IRR to President Ramaphosa: Stop playing games, stop the Blatant Elite Enrichment that is BEE
20 January 2021
South Africans must conclude from President Ramaphosa’s remarks this week on BEE that the ANC government has learnt nothing from the catastrophic failure of race-based empowerment policy, while stubbornly ignoring better policies such as Economic Empowerment for the Disadvantaged (EED).
While BEE has in reality come to stand for ‘blatant elite enrichment’, President Ramaphosa has expressed his desire to make 2021 a ‘game changer’ for this policy misadventure. To ignore the failures of BEE and to be deaf to better alternatives – such as the IRR’s EED policy – is to condemn more people to poverty and our economy to stagnation.
The president reportedly said at an event on Tuesday hosted by the African National Congress’s Progressive Business Forum: “Sometimes we talk in broad terms about the economy. We now need to go deeper into exactly what makes the economy work and function, and the participation of black people in all areas of economic activity. We will then see how best we can get black people to participate. This is the year that we should be able to do that and move the needle of economic empowerment for women, young people and black people broadly. We need to be able to say in a few years’ time that the empowerment of our people is now becoming a reality.”
However, what must actually become a reality is real economic empowerment. The data is indisputably clear: BEE does not benefit those in need, but only members of the politically connected elite, like the president himself.
In stark contrast to the inherent weaknesses of race-based empowerment policy stands the sound alternative of EED, formulated by the IRR’s Head of Policy Research, Dr Anthea Jeffery.
Where convoluted BEE measures rely on race as a proxy for disadvantage – by which, absurdly, President Ramaphosa is a disadvantaged billionaire – EED would deal directly and honestly with disadvantage itself. This would finally scrap Apartheid-era racial classification, and end the cronyism that has had the effect of robbing from the poor to give to the powerful.
Furthermore, EED focuses not on outputs in the form of numerical quotas, but rather on providing the inputs necessary to empower poor South Africans.

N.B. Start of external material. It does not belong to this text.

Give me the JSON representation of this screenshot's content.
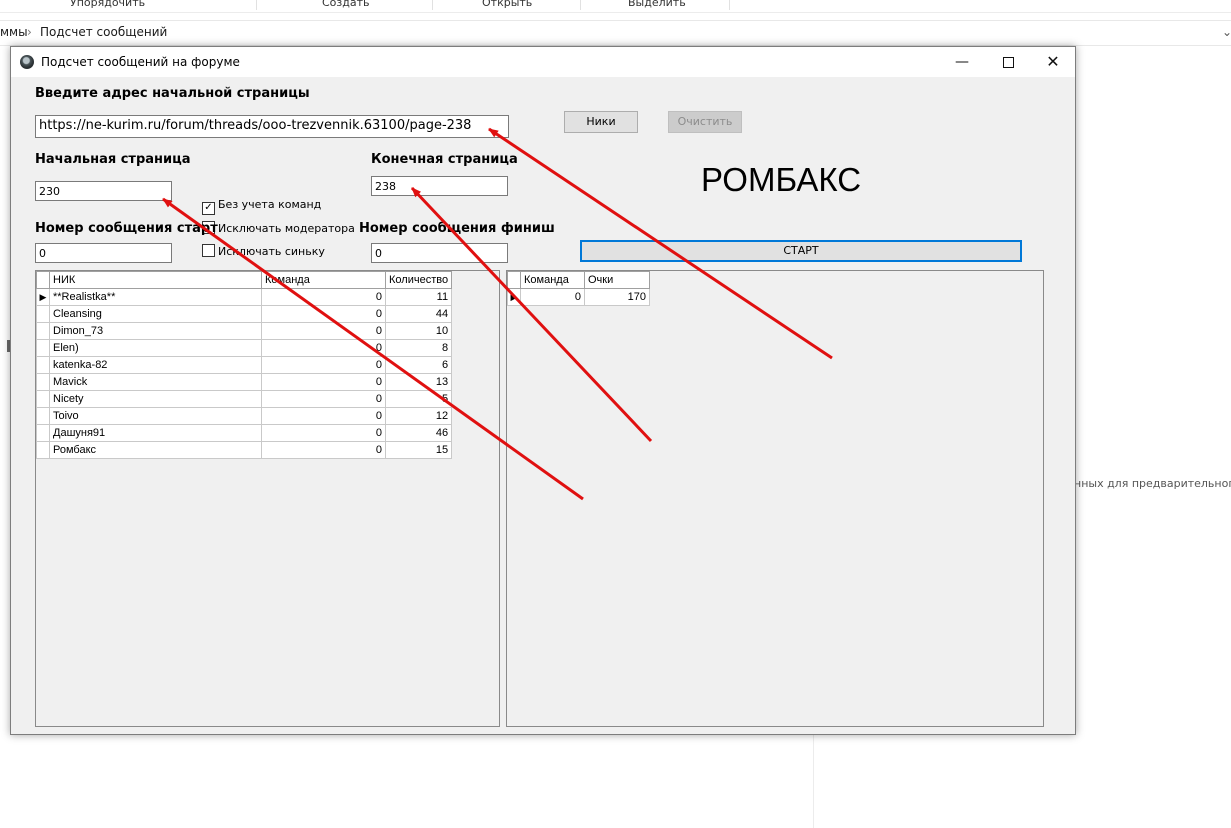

Far from overlooking the key barriers to upward mobility, it seeks to overcome these by focusing on economic growth, excellent education, employment, and the promotion of vibrant and successful entrepreneurship.
Research by the IRR shows clearly that the real issue of inequality is not race but socio-economic deficits. This is most clearly visible in the inequality among black South Africans. Where inequality among Indian South Africans has declined, inequality among black South Africans has worsened – this over a period that saw an overall reduction in inequality.
Says Hermann Pretorius, IRR Head of Strategic Initiatives: “President Ramaphosa and his ANC colleagues have done very nicely from the empowerment framework they created – not so much the rest of our people. The president’s reference to a ‘game changer’ must be seen in the context of a game that the political elites have rigged in their favour. Rather than a game changer, South Africans need the ANC to stop playing games. Scrap blatant elite enrichment and give real empowerment policy a chance.”
Issued by Hermann Pretorius, IRR Head of Strategic Initiatives, 20 January 2021